Monday, August 30, 2010

Scrapes of the Hearts

Today was my first official day of student teaching.  I'll be spending my semester with a great group of 7th and 8th grade pre-AP English students.  During the first nine weeks of school, all of the classes are focusing on personal narrative. One would think that the average middle schooler would have personal narrative down to an art.  I mean, look at Facebook, Twitter, and Youtube.  Our entire culture is obsessed with the need to broadcast itself to the general public.  However, the wisdom I gained today was not a new lesson but a rehashing of a lesson I think everyone learns on what I call a "continuing education basis."  Some people will just always refuse to scrape their hearts.  Here's what I saw all day long.....

Students in my classes have writer's notebooks.  These books are divided into sections that students use to work on different types of writing.  Today, we focused on "scrapes of the heart."  Scrapes of the heart are those things that dig at us.  It our burning questions, our frustrations, our failures, our pains and angers.  Scrapes of the heart are uncomfortable because we try to bury them in a place where talking is unnecessary.  However, writing about the things that scrape us up can be amazingly cathartic.  This was the focus of today's lesson.  And this is how students responded....

Girls immediately began to write.  Some of them looking forlornly at the pages of their journals and sniffling occasionally.  Others furiously filling pages like they couldn't get words out fast enough.  When it came time to share their scrapes of the heart, hands flew into the air, tears were shed, and tissues were passed around.   In stark contrast, the young men in 7th and 8th grade pre-AP English found a million things to do besides write.  They passed jokes across the table about the emotional state of their female friends, they started conversations about sports or what was on the menu for lunch; Thinking about scrapes could potentially show a weakness, so why even go there?  It's so much easier to bury those scrapes down deep, where they can only grow into bigger wounds over time.

The gender differences were obvious all day long, and it almost made me smile.  These reactions to scrapes of the heart will continue for these students well into adulthood, just like they continue for all of us.  As a woman, I can't help but apply this whole scenario to my own life.  How much of my life is spent guessing what a man is thinking or feeling?  I mean, obviously they won't say it, because it might scrape their heart up.  Whereas I always seem to find myself being an open book.  If only we could all just find that happy medium, communication would be so much simpler....

So, the first piece of wisdom I gained from the middle was this: "Don't be afraid to share your scraped up heart." I heard some beautiful stories today--stories about lost siblings and parents, about unanswered questions and unanswered prayers, and about the frustrations and confusion of being young and a little misunderstood.  The kids that shared experienced a visible sense of relief once they got those scrapes out in the open.  It was as if letting others hear a small piece of their pain allowed their scrape to begin healing.  I hope I can be that courageous.  I know I've got a few scrapes myself.  Sharing sucks.  It hurts and it's hard and it makes me feel vulnerable. But maybe, if we all start sharing our scrapes, we'll get a little relief and things will heal up nicely.

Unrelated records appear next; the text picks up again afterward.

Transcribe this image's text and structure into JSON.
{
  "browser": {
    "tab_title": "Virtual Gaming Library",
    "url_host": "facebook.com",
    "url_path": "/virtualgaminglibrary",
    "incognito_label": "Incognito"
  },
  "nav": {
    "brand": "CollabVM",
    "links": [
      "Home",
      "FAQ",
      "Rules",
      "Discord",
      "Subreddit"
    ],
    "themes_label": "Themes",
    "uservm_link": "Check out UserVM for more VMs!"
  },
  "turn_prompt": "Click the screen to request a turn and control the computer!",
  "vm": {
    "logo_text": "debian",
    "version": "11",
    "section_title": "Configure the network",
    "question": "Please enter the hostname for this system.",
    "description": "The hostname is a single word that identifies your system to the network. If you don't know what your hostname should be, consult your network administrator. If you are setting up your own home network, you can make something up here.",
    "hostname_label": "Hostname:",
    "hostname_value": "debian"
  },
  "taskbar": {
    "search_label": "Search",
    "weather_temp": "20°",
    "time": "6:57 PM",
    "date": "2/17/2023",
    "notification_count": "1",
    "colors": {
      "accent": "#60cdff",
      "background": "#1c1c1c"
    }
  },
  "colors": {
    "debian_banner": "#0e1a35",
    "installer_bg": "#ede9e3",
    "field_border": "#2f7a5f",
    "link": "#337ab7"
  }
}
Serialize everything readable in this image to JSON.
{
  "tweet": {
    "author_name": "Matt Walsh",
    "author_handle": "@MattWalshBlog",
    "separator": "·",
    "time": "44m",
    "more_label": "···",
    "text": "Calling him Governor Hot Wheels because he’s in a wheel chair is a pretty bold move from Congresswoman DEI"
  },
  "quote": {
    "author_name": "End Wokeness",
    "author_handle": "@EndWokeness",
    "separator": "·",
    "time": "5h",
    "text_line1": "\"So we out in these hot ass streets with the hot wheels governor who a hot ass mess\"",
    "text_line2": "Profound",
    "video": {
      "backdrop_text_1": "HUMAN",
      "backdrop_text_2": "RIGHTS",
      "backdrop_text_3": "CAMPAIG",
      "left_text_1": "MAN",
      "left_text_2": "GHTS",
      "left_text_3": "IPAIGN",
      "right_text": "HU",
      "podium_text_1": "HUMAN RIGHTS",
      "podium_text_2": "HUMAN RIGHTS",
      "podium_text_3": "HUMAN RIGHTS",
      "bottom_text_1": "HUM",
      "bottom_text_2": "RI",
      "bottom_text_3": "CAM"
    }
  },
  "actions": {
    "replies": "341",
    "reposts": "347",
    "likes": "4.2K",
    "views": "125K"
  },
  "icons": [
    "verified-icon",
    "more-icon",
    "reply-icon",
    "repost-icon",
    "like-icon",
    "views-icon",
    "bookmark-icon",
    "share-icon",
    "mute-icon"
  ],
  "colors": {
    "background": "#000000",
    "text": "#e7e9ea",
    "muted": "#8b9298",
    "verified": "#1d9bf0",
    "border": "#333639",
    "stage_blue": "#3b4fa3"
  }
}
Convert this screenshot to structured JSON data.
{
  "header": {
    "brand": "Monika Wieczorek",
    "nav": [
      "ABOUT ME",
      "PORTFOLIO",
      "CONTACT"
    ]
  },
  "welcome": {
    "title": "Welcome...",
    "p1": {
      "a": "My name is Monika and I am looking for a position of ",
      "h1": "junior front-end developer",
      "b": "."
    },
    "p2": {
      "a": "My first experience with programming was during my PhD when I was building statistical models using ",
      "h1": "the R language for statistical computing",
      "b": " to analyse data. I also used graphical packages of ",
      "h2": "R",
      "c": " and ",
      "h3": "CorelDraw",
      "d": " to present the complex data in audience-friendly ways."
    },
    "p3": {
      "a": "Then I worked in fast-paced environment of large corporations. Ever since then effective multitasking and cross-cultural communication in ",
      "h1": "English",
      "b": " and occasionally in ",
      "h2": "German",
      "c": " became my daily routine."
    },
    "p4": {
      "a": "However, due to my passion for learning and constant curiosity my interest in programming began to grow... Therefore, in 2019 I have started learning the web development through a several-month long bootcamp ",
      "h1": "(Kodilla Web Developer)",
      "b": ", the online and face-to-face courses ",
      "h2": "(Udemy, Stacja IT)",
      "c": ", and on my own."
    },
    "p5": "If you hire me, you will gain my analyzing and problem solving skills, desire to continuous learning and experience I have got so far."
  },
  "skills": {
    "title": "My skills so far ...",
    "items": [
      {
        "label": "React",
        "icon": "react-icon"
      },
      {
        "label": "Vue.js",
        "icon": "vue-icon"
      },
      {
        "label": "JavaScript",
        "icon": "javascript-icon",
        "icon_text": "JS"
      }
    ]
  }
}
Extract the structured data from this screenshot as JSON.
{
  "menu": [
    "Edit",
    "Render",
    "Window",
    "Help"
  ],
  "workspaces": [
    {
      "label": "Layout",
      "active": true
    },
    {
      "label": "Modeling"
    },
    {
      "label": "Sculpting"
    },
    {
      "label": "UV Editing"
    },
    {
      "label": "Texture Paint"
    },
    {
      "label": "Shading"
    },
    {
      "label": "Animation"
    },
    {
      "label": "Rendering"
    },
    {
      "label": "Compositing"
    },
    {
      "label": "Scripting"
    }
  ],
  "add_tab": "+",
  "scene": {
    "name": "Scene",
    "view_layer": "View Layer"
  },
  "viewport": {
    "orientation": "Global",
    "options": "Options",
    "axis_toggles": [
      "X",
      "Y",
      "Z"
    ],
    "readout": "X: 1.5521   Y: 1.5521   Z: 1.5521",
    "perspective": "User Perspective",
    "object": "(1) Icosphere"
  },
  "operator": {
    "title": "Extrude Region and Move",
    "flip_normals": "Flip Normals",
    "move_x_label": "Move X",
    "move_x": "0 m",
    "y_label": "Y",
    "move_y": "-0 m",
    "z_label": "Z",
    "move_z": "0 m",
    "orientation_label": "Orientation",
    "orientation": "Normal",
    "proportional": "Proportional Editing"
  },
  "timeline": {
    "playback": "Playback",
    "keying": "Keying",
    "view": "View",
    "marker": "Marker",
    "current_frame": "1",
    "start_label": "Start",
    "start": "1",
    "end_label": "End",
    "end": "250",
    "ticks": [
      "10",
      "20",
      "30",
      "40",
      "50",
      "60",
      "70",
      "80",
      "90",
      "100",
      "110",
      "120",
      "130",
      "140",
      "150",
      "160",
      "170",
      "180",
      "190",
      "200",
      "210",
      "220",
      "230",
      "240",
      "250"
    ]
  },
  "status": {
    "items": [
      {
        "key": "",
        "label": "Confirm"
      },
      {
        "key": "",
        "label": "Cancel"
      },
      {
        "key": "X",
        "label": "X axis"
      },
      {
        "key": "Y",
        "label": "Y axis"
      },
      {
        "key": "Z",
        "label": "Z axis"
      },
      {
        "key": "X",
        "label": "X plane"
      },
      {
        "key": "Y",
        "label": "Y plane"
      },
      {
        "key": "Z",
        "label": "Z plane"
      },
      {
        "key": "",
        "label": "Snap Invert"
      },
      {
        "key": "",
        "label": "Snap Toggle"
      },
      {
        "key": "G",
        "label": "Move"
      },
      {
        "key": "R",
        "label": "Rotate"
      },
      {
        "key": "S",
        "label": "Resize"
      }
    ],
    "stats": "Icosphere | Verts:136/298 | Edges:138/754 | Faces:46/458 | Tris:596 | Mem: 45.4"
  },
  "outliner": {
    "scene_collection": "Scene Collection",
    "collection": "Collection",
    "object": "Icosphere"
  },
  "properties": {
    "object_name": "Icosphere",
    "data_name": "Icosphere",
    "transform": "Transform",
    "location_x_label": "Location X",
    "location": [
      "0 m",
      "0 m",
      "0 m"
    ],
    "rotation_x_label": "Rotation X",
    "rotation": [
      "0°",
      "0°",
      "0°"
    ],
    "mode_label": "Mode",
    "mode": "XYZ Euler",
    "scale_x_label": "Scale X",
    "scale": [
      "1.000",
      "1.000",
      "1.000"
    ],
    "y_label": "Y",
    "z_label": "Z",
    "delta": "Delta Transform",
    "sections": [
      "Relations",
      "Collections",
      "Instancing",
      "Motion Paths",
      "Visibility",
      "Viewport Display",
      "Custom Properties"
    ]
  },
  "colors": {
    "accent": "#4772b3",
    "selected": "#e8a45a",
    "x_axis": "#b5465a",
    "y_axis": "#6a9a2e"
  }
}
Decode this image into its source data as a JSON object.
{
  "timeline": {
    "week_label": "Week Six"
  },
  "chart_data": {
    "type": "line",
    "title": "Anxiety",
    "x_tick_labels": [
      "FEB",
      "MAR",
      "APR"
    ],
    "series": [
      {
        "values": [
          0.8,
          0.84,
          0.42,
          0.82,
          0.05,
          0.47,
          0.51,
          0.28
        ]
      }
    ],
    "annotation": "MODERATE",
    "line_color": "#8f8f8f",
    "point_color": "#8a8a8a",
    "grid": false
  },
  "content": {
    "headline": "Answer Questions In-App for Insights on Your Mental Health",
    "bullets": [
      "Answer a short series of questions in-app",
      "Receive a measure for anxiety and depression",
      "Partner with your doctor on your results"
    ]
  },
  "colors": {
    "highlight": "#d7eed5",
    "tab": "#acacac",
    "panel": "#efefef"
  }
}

Wednesday, August 25, 2010

Snatches of Talk

Well, I've finally made it.  All the college hours are complete.  All that stands between a diploma and myself is one semester of student teaching.  Sitting at Starbucks yesterday afternoon, with the last hours of summer slipping away and graduation and a real grown-up job looming on the horizon, the full impact of being almost, kind-of finished with college finally struck me.  Then I started thinking, what have I really learned in college?  Sure, I've sat through all those basic gen. ed. courses that we all drag ourselves through as freshmen and sophomores (and even as seniors).  I've learned a million strategies for struggling learners and gifted learners and all the kids in between.  But what is going to make me a successful middle school teacher?  In college, we talk and talk and talk about how to be effective in a job, but there's a big difference between talking about being effective and being effective.  So all these thoughts are going through my head as I'm sitting there, pondering the days until I am officially a teacher and no longer a student teacher.  

I think the key to being a successful student teacher is having an open mind and, more importantly, open ears.  You have to listen to what's going on around you. So, for the rest of the semester, I'll being listening for pieces of wisdom from the middle.  Of course, this wisdom will be gained from my mentor teacher and the other teachers and administrators at the middle school where I'm assigned to student teach.  But even more importantly, I can gain so much from listening to students.  It would be selfish of me to keep all of this newfound wisdom to myself, so I think it's better if I share it with you.  Every post will explore a small snatch of conversation I happen to catch from a student.  Kids really do say the funniest things, especially when they're thirteen and think the most mundane things could end their world.  So hopefully we'll all learn a lot this semester.....I'll learn how to be a teacher, you'll learn about the innate wisdom of the average middle schooler, and maybe (if I'm lucky) the kids will learn something, too.